ThaGenre: Nonfiction – History
Star Rating: 4 out of 5 stars
Plot Summary From Goodreads: Heiresses: surely they are among the luckiest women on earth. Are they not to be envied, with their private jets and Chanel wardrobes and endless funds? Yet all too often those gilded lives have been beset with trauma and despair. Before the 20th century a wife’s inheritance was the property of her husband, making her vulnerable to kidnap, forced marriages, even confinement in an asylum. And in modern times, heiresses fell victim to fortune-hunters who squandered their millions.
Heiresses tells the stories of these million dollar babies: Mary Davies, who inherited London’s most valuable real estate, and was bartered from the age of twelve; Consuelo Vanderbilt, the original American “Dollar Heiress”, forced into a loveless marriage; Barbara Hutton, the Woolworth heiress who married seven times and died almost penniless; and Patty Hearst, heiress to a newspaper fortune who was arrested for terrorism. However, there are also stories of independence and achievement: Angela Burdett-Coutts, who became one of the greatest philanthropists of Victorian England; Nancy Cunard, who lived off her mother’s fortune and became a pioneer of the civil rights movement; and Daisy Fellowes, elegant linchpin of interwar high society and noted fashion editor. Heiresses is about the lives of the rich, who—as F. Scott Fitzgerald said—are ‘different’. But it is also a bigger story about how all women fought their way to equality, and sometimes even found autonomy and fulfillment.

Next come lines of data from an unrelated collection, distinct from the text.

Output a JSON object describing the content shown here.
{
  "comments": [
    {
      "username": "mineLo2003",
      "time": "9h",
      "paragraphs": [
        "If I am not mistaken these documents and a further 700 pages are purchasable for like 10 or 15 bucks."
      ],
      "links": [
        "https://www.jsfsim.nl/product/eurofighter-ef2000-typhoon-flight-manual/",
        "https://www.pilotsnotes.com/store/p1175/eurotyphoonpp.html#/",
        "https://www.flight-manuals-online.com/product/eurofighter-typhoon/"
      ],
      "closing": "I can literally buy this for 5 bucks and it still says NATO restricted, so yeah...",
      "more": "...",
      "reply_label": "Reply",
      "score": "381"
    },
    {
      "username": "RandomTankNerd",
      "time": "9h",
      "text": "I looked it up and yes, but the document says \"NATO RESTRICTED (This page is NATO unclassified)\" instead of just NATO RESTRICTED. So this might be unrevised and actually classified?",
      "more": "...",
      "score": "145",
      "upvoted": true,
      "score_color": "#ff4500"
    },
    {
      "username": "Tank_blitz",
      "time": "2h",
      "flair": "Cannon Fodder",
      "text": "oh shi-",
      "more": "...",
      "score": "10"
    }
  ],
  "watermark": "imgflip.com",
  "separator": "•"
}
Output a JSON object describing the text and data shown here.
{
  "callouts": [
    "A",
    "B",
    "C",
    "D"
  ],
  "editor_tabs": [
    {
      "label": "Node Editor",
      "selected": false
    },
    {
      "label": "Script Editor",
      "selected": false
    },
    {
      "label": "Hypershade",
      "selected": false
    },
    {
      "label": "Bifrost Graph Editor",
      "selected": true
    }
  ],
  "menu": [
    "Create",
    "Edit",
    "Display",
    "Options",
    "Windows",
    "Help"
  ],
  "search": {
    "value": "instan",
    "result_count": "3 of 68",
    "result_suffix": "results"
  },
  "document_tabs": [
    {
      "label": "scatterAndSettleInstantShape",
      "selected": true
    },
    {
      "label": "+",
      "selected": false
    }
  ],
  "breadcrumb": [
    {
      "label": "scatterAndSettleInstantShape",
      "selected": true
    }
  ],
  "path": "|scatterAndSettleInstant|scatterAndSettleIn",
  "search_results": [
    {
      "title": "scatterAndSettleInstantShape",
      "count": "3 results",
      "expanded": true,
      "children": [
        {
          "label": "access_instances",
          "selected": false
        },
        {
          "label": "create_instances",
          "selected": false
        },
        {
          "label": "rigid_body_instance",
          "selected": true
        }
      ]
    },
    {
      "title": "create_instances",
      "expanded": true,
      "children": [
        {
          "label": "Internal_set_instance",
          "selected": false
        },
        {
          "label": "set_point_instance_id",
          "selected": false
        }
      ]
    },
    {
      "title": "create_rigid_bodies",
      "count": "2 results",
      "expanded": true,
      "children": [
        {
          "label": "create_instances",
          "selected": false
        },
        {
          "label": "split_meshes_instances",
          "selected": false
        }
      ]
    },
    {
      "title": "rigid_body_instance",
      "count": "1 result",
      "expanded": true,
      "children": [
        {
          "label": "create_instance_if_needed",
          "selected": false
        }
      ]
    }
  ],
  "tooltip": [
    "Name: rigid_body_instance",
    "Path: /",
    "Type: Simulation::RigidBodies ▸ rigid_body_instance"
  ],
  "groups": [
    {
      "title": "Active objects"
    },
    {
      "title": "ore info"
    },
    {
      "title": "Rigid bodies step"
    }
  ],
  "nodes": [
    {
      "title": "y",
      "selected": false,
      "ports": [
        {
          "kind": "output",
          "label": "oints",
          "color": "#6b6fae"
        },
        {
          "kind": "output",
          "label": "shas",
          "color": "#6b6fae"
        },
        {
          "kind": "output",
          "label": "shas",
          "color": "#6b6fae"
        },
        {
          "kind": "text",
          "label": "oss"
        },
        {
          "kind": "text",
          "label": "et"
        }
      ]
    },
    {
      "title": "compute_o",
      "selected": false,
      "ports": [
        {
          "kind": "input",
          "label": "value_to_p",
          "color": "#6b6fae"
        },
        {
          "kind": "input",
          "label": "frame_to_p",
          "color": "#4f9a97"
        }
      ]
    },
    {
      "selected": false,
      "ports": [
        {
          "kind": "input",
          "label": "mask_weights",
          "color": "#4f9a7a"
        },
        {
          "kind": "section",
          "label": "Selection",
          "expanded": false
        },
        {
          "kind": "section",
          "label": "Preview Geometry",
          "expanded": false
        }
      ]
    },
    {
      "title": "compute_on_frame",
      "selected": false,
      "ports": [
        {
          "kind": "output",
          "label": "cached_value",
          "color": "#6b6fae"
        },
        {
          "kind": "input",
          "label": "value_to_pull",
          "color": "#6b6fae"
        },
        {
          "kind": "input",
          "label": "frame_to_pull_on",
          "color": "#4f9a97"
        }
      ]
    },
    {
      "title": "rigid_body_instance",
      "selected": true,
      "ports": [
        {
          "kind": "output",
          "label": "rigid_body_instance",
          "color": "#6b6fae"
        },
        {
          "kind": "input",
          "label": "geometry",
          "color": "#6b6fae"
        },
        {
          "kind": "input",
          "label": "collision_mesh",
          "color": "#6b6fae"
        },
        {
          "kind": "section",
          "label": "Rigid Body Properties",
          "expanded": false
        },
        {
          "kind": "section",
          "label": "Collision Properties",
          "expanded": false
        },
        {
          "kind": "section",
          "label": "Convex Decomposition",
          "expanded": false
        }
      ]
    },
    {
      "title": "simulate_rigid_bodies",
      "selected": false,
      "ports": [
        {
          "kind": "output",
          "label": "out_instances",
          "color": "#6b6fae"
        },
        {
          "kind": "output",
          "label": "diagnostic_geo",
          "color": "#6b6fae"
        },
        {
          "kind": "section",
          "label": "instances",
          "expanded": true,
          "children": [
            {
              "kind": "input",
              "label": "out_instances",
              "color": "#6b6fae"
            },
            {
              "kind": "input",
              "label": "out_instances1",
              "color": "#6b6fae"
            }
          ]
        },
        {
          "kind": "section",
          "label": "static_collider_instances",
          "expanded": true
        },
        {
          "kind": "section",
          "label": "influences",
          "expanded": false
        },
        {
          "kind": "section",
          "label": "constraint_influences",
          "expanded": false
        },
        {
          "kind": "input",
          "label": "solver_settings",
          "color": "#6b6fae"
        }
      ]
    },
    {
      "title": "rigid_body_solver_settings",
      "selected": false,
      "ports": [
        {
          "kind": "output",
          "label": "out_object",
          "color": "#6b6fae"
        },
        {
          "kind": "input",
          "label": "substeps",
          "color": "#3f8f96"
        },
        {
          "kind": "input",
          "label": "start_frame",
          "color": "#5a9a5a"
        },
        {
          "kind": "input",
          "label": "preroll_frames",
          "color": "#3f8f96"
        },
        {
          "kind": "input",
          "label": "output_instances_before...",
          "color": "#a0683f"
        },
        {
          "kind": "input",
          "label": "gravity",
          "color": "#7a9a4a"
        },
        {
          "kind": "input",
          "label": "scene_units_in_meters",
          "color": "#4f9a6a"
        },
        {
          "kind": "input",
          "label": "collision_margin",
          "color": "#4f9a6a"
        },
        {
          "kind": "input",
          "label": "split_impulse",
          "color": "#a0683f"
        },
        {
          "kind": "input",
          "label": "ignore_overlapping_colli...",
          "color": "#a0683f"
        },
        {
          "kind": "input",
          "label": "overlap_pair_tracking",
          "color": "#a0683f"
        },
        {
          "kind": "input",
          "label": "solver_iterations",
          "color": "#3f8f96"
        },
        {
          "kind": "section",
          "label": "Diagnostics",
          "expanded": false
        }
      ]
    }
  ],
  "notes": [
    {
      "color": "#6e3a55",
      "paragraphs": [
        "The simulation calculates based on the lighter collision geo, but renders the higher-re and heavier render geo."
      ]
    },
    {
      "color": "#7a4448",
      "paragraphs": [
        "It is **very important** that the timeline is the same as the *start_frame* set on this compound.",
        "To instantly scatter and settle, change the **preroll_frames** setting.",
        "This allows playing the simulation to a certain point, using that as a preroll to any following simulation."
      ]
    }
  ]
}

Thank you to NetGalley and St. Martin’s Press for this advance reader’s copy, provided in exchange for my unbiased review. (I reviewed the audiobook version of this title for this review.)
I found this book on Heiresses from the mid 17th century through the 20th to be an approachable, interesting book filled with solid research and loads of detail. I was pleasantly surprised that the author went back into the 17th century to begin tracing the history of young women who, in many cases, were handicapped by their inheritances. Certainly the three women who begin this book did not have good outcomes despite being of marriageable age and in possession of a certain level of fortune. I also thought I knew the stories about many of the American heiresses who wound up marrying British aristocracy in the late 1900s and into the early 20th century, but the author fleshed out their stories as well, providing an interesting look at changing morals, inheritance laws, and how the rich chose to spend that money as history moved into the 20th century. While many of the stories of these “poor little rich girls” are just that – sad tales about how things could have (or should have) been different for these women of priviledge, it was interesting to see the stories of the few heiresses who did not exhibit a lifetime self-destructive behavior told over and over again.
I therefore particularly appreciated the Epilogue, which focuses on Angela Georgina Burdett-Coutts, one of the few heiresses of the 19th century who appears to have had a good head on her shoulders. A friend of Charles Dickens, she funded a home for “fallen women”, at a time when a lady of quality supposedly should not have even been aware of such things. She focused on attempting to use her money to alleviate suffering and need in all parts of the world – from building two churches, to African missions, the education of the poor in Britain, to watering fountains and troughs for animals in London. (I am putting this lady on my short-list for interesting people in history to invite to dinner.)
My one criticism of the book is that there are a LOT of characters and I sometimes had trouble keeping up with the list, particularly since many in the 20th century had a given name of Lady So-and-So, and then went by a pet name that was completely different. I think I would have had an easier time keeping track if I had read the book in print, but did enjoy the author’s reading of her own work in the audiobook version I reviewed.
I found this a fascinating glimpse into a lifestyle that seems fairy-tale princess in many aspects, but which had a bleak and often sad ending for these women who inherited monetary wealth but not, it would seem, much in the way of personal self-worth or familial love and support. I am interested in picking up this author’s title on the Mitford Sisters (who are mentioned in this book as well) as I suspect she will do a wonderful job bringing them to life as well.